An example of the artwork featured at the MUSEUM OF BROKEN WINDOWS. (Photo credit: Sy Abudu for NYCLU)

“Oftentimes issues such as broken windows policing can get really get caught up in big political ideas and what we lose is the human impact of it,” said Daveen Trentman, co-founder of the Soze Agency and executive producer of the museum exhibition.

“What this museum does is it tells the stories of broken windows from the people who have experienced it and that’s what so important about it,” said Trentman, who collaborated with the NYCLU to organize the exhibition.

Interestingly enough, several of the artists featured were formerly incarcerated or have had devastating experiences with broken windows policing themselves so the basis of their art comes from personal experiences. Walking through the exhibit evokes feelings of empathy, and for many, a desire to act in order to make a change.

Russell Craig was incarcerated for seven years on non-violent drug charges. The Philadelphia-based artist saved his processing papers, sentencing documents and bail receipts from that time and used it as his canvas to draw his self-portrait. His intention is to send a message that the system, which tried to define him, could not.

Broken Windows

Russell Craig’s used his old court documents as the backdrop to paint his self-portrait. He used four canvases and placed himself in the center, symbolizing what he says is a black man being targeted by the system. (Photo by Melissa Noel.)

Other installations include Ann Lewis’ “And Counting,” which is a 20-foot installation featuring 1,093 toe tags each filled out with the names, ages, race and cause of death of every person in the United States killed by police in 2016.

Ann Lewis’ “And Counting,” featured at the MUSEUM OF BROKEN WINDOWS.The exhibit makes use of toe tags to depict the names and stories of the 1,093 people killed by police in 2016.(Photo credit: Sy Abudu for NYCLU)

“What I am trying to do with my work is really to engage people in an emotional space around issues that they may or may not be entirely familiar with,” Lewis said. “How can we really shift things so that people’s lives aren’t being ruined because they are constantly being harassed by police or worse killed by the officers?

The Museum of Broken Windows has taken tragic stories of police violence, provided historical context and employed art to humanize the statistics often associated with police violence into stories of hope and inspiration.

An example of art at the MUSEUM OF BROKEN WINDOWS. (Photo credit: Sy Abudu for NYCLU)

“We’re really hoping that every person that comes into this museum feels the urgency in this and also can work together as one New York to end this practice once and for all, to tell the mayor that broken windows belongs in a museum, not in the streets,” said Johanna Miller.

“We’ll be asking people to take an action and send a postcard to the mayor saying exactly that.”

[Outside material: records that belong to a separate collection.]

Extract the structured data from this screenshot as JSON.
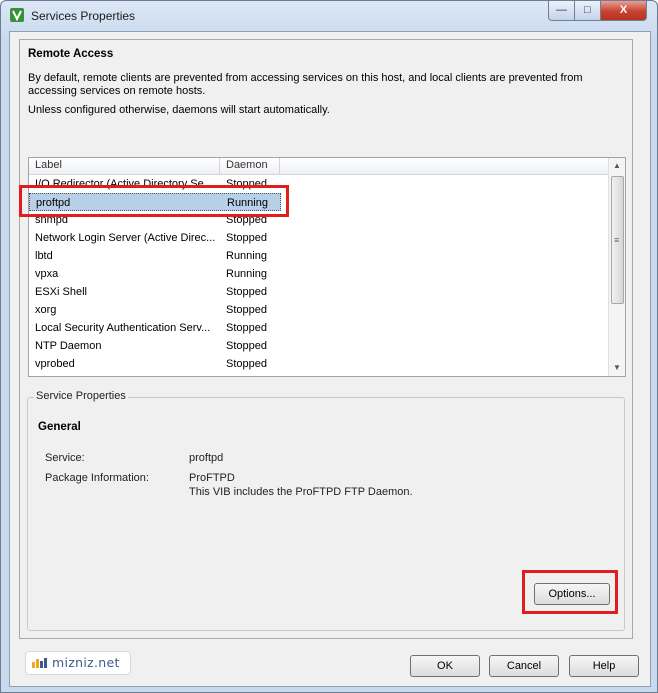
{
  "window": {
    "title": "Services Properties",
    "minimize_glyph": "—",
    "maximize_glyph": "□",
    "close_glyph": "X"
  },
  "header": {
    "title": "Remote Access",
    "description1": "By default, remote clients are prevented from accessing services on this host, and local clients are prevented from accessing services on remote hosts.",
    "description2": "Unless configured otherwise, daemons will start automatically."
  },
  "list": {
    "columns": [
      "Label",
      "Daemon"
    ],
    "rows": [
      {
        "label": "I/O Redirector (Active Directory Se...",
        "daemon": "Stopped"
      },
      {
        "label": "proftpd",
        "daemon": "Running"
      },
      {
        "label": "snmpd",
        "daemon": "Stopped"
      },
      {
        "label": "Network Login Server (Active Direc...",
        "daemon": "Stopped"
      },
      {
        "label": "lbtd",
        "daemon": "Running"
      },
      {
        "label": "vpxa",
        "daemon": "Running"
      },
      {
        "label": "ESXi Shell",
        "daemon": "Stopped"
      },
      {
        "label": "xorg",
        "daemon": "Stopped"
      },
      {
        "label": "Local Security Authentication Serv...",
        "daemon": "Stopped"
      },
      {
        "label": "NTP Daemon",
        "daemon": "Stopped"
      },
      {
        "label": "vprobed",
        "daemon": "Stopped"
      }
    ],
    "selected_index": 1
  },
  "service_properties": {
    "legend": "Service Properties",
    "section": "General",
    "service_label": "Service:",
    "service_value": "proftpd",
    "package_label": "Package Information:",
    "package_line1": "ProFTPD",
    "package_line2": "This VIB includes the ProFTPD FTP Daemon.",
    "options_button": "Options..."
  },
  "footer": {
    "logo_text": "mizniz.net",
    "ok_button": "OK",
    "cancel_button": "Cancel",
    "help_button": "Help"
  },
  "colors": {
    "highlight": "#e01e1e",
    "selection": "#b8cfe8"
  }
}
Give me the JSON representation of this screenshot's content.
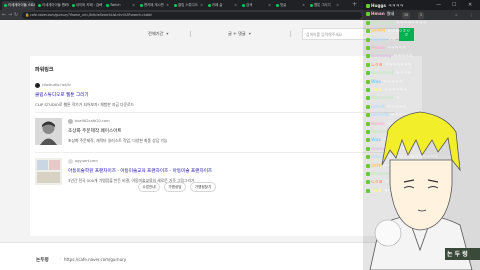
{
  "browser": {
    "tabs": [
      {
        "label": "이세계아이돌 스트리머 팬카페 : 네이버 카페",
        "active": true
      },
      {
        "label": "이세계아이돌 팬카페 - 네이버 카페",
        "active": false
      },
      {
        "label": "네이버 카페 : 검색",
        "active": false
      },
      {
        "label": "Twitch",
        "active": false
      },
      {
        "label": "팬카페 게시판",
        "active": false
      },
      {
        "label": "클립 스튜디오",
        "active": false
      },
      {
        "label": "카페 글",
        "active": false
      },
      {
        "label": "검색",
        "active": false
      },
      {
        "label": "댓글",
        "active": false
      },
      {
        "label": "웹툰 그리기",
        "active": false
      }
    ],
    "new_tab": "+",
    "controls": {
      "minimize": "—",
      "maximize": "☐",
      "close": "✕"
    },
    "nav": {
      "back": "←",
      "forward": "→",
      "reload": "↻"
    },
    "address": "cafe.naver.com/gurnury?iframe_url=/ArticleSearchList.nhn%3Fsearch.clubid",
    "extensions": [
      {
        "label": "15",
        "badge": true
      },
      {
        "label": "1",
        "badge": true
      },
      {
        "label": "☆",
        "badge": false
      },
      {
        "label": "⋮",
        "badge": false
      }
    ]
  },
  "filters": {
    "period": "전체기간",
    "scope": "글 + 댓글",
    "search_placeholder": "검색어를 입력해주세요",
    "search_icon": "search-icon",
    "accent": "#03c75a"
  },
  "links_section": {
    "title": "파워링크",
    "items": [
      {
        "source": "clipstudio.net/kr",
        "title": "클립스튜디오로 웹툰 그리기",
        "desc": "CLIP STUDIO로 웹툰 작가가 되어보자! 체험판 지금 다운로드"
      },
      {
        "source": "boe062cafe20.com",
        "title": "초상화 주문제작 페이스아트",
        "desc": "초상화 주문제작, 캐릭터 일러스트 작업, 다양한 화풍 상담 가능"
      },
      {
        "source": "ogyuart.com",
        "title": "아동미술학원 프랜차이즈 · 아동미술교육 프랜차이즈 · 아동미술 프랜차이즈",
        "desc": "3년간 전국 500개 가맹점을 만든 비결, 아동미술교육의 새로운 기준 그림그리기"
      }
    ],
    "pills": [
      "수업안내",
      "가맹상담",
      "가맹점찾기"
    ]
  },
  "footer": {
    "label": "논두렁",
    "separator": ":",
    "url": "https://cafe.naver.com/gurnury"
  },
  "chat": {
    "lines": [
      {
        "user": "Huggs",
        "text": "ㅋㅋㅋㅋ",
        "color": "#e4e4e4"
      },
      {
        "user": "Hman",
        "text": "왔네",
        "color": "#ffb0d0"
      },
      {
        "user": "Keyboard",
        "text": "ㅋㅋㅋㅋㅋㅋㅋㅋ",
        "color": "#c8e6c9"
      },
      {
        "user": "JMMM",
        "text": "ㅎㅇㅎㅇㅎㅇ",
        "color": "#ffd54f"
      },
      {
        "user": "Johnie",
        "text": "ㅋㅋ",
        "color": "#bbdefb"
      },
      {
        "user": "Hman",
        "text": "ㅋㅋㅋㅋㅋ",
        "color": "#ffb0d0"
      },
      {
        "user": "dooooog",
        "text": "ㅋㅋㅋㅋㅋ",
        "color": "#e1bee7"
      },
      {
        "user": "ㄴㅇㄹ",
        "text": "ㅋㅋㅋㅋㅋㅋㅋ",
        "color": "#ff8a65"
      },
      {
        "user": "Keyboard",
        "text": "ㅋㅋㅋㅋ",
        "color": "#c8e6c9"
      },
      {
        "user": "Wax",
        "text": "ㅋㅋㅋㅋㅋ",
        "color": "#90caf9"
      },
      {
        "user": "fanA",
        "text": "ㅋㅋㅋㅋㅋㅋ",
        "color": "#fff59d"
      },
      {
        "user": "Keyboard",
        "text": "ㅋ",
        "color": "#c8e6c9"
      },
      {
        "user": "JohnK",
        "text": "ㅋㅋㅋㅋㅋ",
        "color": "#bbdefb"
      },
      {
        "user": "JohnieK",
        "text": "ㄹㅇㅋㅋ",
        "color": "#bbdefb"
      },
      {
        "user": "Hman",
        "text": "ㅋㅋㅋㅋㅋ",
        "color": "#ffb0d0"
      },
      {
        "user": "Keyboard",
        "text": "ㅋㅋㅋ",
        "color": "#c8e6c9"
      },
      {
        "user": "Wax",
        "text": "ㅋㅋㅋㅋ",
        "color": "#90caf9"
      },
      {
        "user": "dooooog",
        "text": "ㅋㅋㅋㅋ",
        "color": "#e1bee7"
      },
      {
        "user": "Johnie",
        "text": "ㅋㅋㅋㅋㅋㅋㅋㅋㅋㅋㅋㅋㅋ",
        "color": "#bbdefb"
      },
      {
        "user": "JMM",
        "text": "ㅋㅋㅋㅋㅋㅋㅋㅋ",
        "color": "#ffd54f"
      },
      {
        "user": "Keyboard",
        "text": "ㅋㅋㅋㅋㅋㅋ",
        "color": "#c8e6c9"
      },
      {
        "user": "ㄴㅇㄹ",
        "text": "ㅋㅋㅋ",
        "color": "#ff8a65"
      },
      {
        "user": "fanB",
        "text": "ㅋㅋㅋ",
        "color": "#fff59d"
      }
    ]
  },
  "avatar": {
    "name_tag": "논 두 렁",
    "hair_color": "#f2ee2a",
    "badge_color": "#3a4a3a"
  }
}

The pop-up museum is open until September 30. The Museum, located in New York City’s Greenwich Village (9 West 8th Street) is also hosting a series of discussions all this week and a screening of the documentary Crime & Punishment on Saturday at 7pm. For more information, visit